This approach encourages violent mobs to lynch putative blasphemers without any evidence. It lets clerics to freely abuse pulpits to incite hate and violence in society. The very approach glorifies heinous murderers and elevates their stature from a condemned criminal to an adorable hero and epitome of piety. On the other hand, it muzzles every voice of sanity that demands to demarcate the limits of lunacy. Thus demand for separating faith from the State business becomes an unpardonable sin likened to infidelity. Infusing society with this scale of bigotry breeds intolerance and lunacy of unfathomable proportions. A precipitous descent of the society into chaos and anarchy is a logical corollary of the course. Practicing this prescription for decades, Pakistan has become a nursery of pathological obscurantists.
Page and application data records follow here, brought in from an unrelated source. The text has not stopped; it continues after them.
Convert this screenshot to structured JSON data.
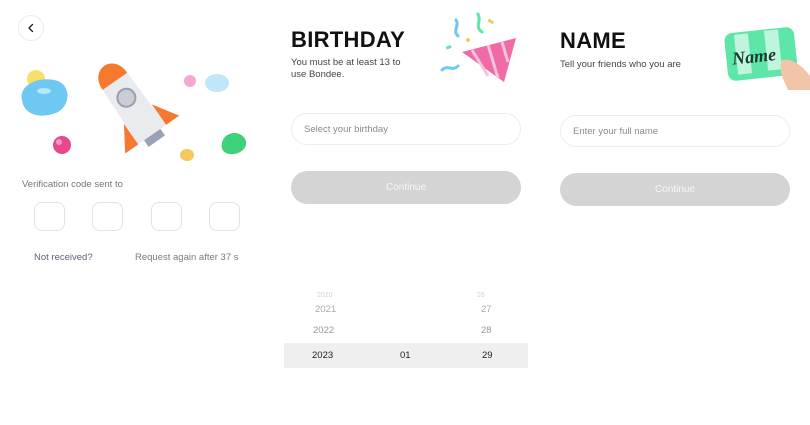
{
  "verify": {
    "sent_label": "Verification code sent to",
    "not_received": "Not received?",
    "request_again": "Request again after 37 s",
    "code_digits": [
      "",
      "",
      "",
      ""
    ]
  },
  "birthday": {
    "title": "BIRTHDAY",
    "subtitle_line1": "You must be at least 13 to",
    "subtitle_line2": "use Bondee.",
    "placeholder": "Select your birthday",
    "continue_label": "Continue",
    "picker": {
      "years": [
        "2020",
        "2021",
        "2022",
        "2023"
      ],
      "month": "01",
      "days": [
        "26",
        "27",
        "28",
        "29"
      ],
      "selected": {
        "year": "2023",
        "month": "01",
        "day": "29"
      }
    }
  },
  "name": {
    "title": "NAME",
    "subtitle": "Tell your friends who you are",
    "placeholder": "Enter your full name",
    "continue_label": "Continue",
    "card_text": "Name"
  },
  "colors": {
    "button_disabled": "#d4d4d4",
    "rocket_fin": "#f57a2e",
    "accent_green": "#5ee6a8",
    "accent_pink": "#f06ba6"
  }
}
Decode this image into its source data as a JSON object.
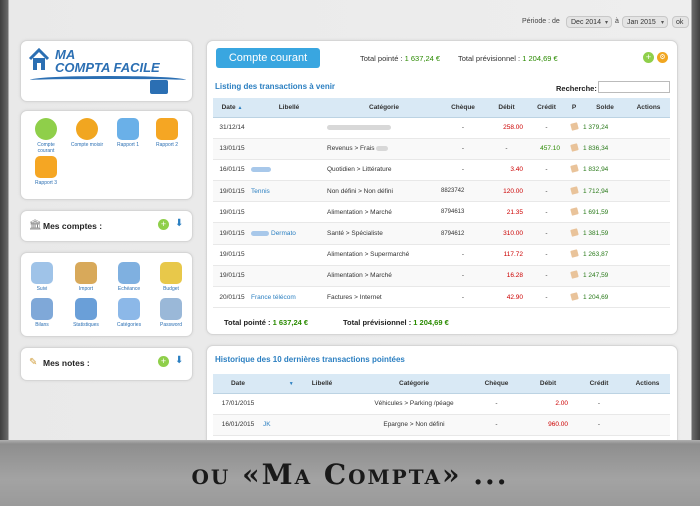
{
  "period": {
    "label": "Période : de",
    "from": "Dec 2014",
    "to_label": "à",
    "to": "Jan 2015",
    "ok": "ok"
  },
  "logo": {
    "line1": "MA",
    "line2": "COMPTA FACILE"
  },
  "apps_top": [
    "Compte courant",
    "Compte moisir",
    "Rapport 1",
    "Rapport 2",
    "Rapport 3"
  ],
  "mes_comptes": "Mes comptes :",
  "tools": [
    "Suivi",
    "Import",
    "Echéance",
    "Budget",
    "Bilans",
    "Statistiques",
    "Catégories",
    "Password"
  ],
  "mes_notes": "Mes notes :",
  "account": {
    "badge": "Compte courant",
    "total_pointe": "Total pointé :",
    "total_pointe_val": "1 637,24 €",
    "total_prev": "Total prévisionnel :",
    "total_prev_val": "1 204,69 €"
  },
  "listing": {
    "title": "Listing des transactions à venir",
    "search_label": "Recherche:"
  },
  "headers": [
    "Date",
    "Libellé",
    "Catégorie",
    "Chèque",
    "Débit",
    "Crédit",
    "P",
    "Solde",
    "Actions"
  ],
  "rows": [
    {
      "date": "31/12/14",
      "libelle": "",
      "cat": "",
      "cheque": "-",
      "debit": "258.00",
      "credit": "-",
      "solde": "1 379,24"
    },
    {
      "date": "13/01/15",
      "libelle": "",
      "cat": "Revenus > Frais",
      "cheque": "-",
      "debit": "-",
      "credit": "457.10",
      "solde": "1 836,34"
    },
    {
      "date": "16/01/15",
      "libelle": "",
      "cat": "Quotidien > Littérature",
      "cheque": "-",
      "debit": "3.40",
      "credit": "-",
      "solde": "1 832,94"
    },
    {
      "date": "19/01/15",
      "libelle": "Tennis",
      "cat": "Non défini > Non défini",
      "cheque": "8823742",
      "debit": "120.00",
      "credit": "-",
      "solde": "1 712,94"
    },
    {
      "date": "19/01/15",
      "libelle": "",
      "cat": "Alimentation > Marché",
      "cheque": "8794613",
      "debit": "21.35",
      "credit": "-",
      "solde": "1 691,59"
    },
    {
      "date": "19/01/15",
      "libelle": "Dermato",
      "cat": "Santé > Spécialiste",
      "cheque": "8794612",
      "debit": "310.00",
      "credit": "-",
      "solde": "1 381,59"
    },
    {
      "date": "19/01/15",
      "libelle": "",
      "cat": "Alimentation > Supermarché",
      "cheque": "-",
      "debit": "117.72",
      "credit": "-",
      "solde": "1 263,87"
    },
    {
      "date": "19/01/15",
      "libelle": "",
      "cat": "Alimentation > Marché",
      "cheque": "-",
      "debit": "16.28",
      "credit": "-",
      "solde": "1 247,59"
    },
    {
      "date": "20/01/15",
      "libelle": "France télécom",
      "cat": "Factures > Internet",
      "cheque": "-",
      "debit": "42.90",
      "credit": "-",
      "solde": "1 204,69"
    }
  ],
  "footer": {
    "pointe": "Total pointé :",
    "pointe_val": "1 637,24 €",
    "prev": "Total prévisionnel :",
    "prev_val": "1 204,69 €"
  },
  "history": {
    "title": "Historique des 10 dernières transactions pointées",
    "headers": [
      "Date",
      "Libellé",
      "Catégorie",
      "Chèque",
      "Débit",
      "Crédit",
      "Actions"
    ],
    "rows": [
      {
        "date": "17/01/2015",
        "libelle": "",
        "cat": "Véhicules > Parking /péage",
        "cheque": "-",
        "debit": "2.00",
        "credit": "-"
      },
      {
        "date": "16/01/2015",
        "libelle": "JK",
        "cat": "Epargne > Non défini",
        "cheque": "-",
        "debit": "960.00",
        "credit": "-"
      }
    ]
  },
  "banner": "ou «Ma Compta» ..."
}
While it is customary to blame foreign hand behind every act of terrorism, reciprocally we are also blamed for offering cozy sanctuaries to the elements involved in the acts of naked terrorism in other parts of the world. Some of them not only roam freely but also convene public rallies, persuade people and forces to take up arms for jihad, brazenly promote violence and exhort pogroms of sectarian and religious minorities.
They are at liberty to use every public space from mosques to media shows to spew verbal venom with complete impunity. They do not need licenses from poor PEMRA to operate radio or tv channels to air any uncensored content. They can publish literature full of distorted interpretations of religious scriptures. Patted by the powerful patrons, these clerics can conveniently demonize anyone with the charge of apostasy, issue decrees of capital punishment and even publically decapitate the accused yet stay unscathed.
They hardly tolerate existence of womenfolk on earth. From legislation to moon sighting, almost every State and public affair has been made subservient to the clergy. Some of these self-proclaimed guardians of religion were instrumental in instigating gruesome acts of arson against Christian, Hindu, Qadyani and Shia Pakistanis. They do not hesitate to burn them alive, mercilessly kill their innocent children, defile their sacred places and vandalise their deities. All this would not have been possible without tacit support or nonchalance of the highest power centers in the country.
Peshawar incident is nothing but the continuum of this insanity that has plagued the country for decades now. This is high time to decide if this Frankenstein is a strategic asset or an eternal enemy of this country and the humanity. Rather than exterminating the monster of extremism, exploring possibilities of an armistice, as suggested by the president to the prime minister, would be tantamount to paving way for more Peshawar-like macabre scenes.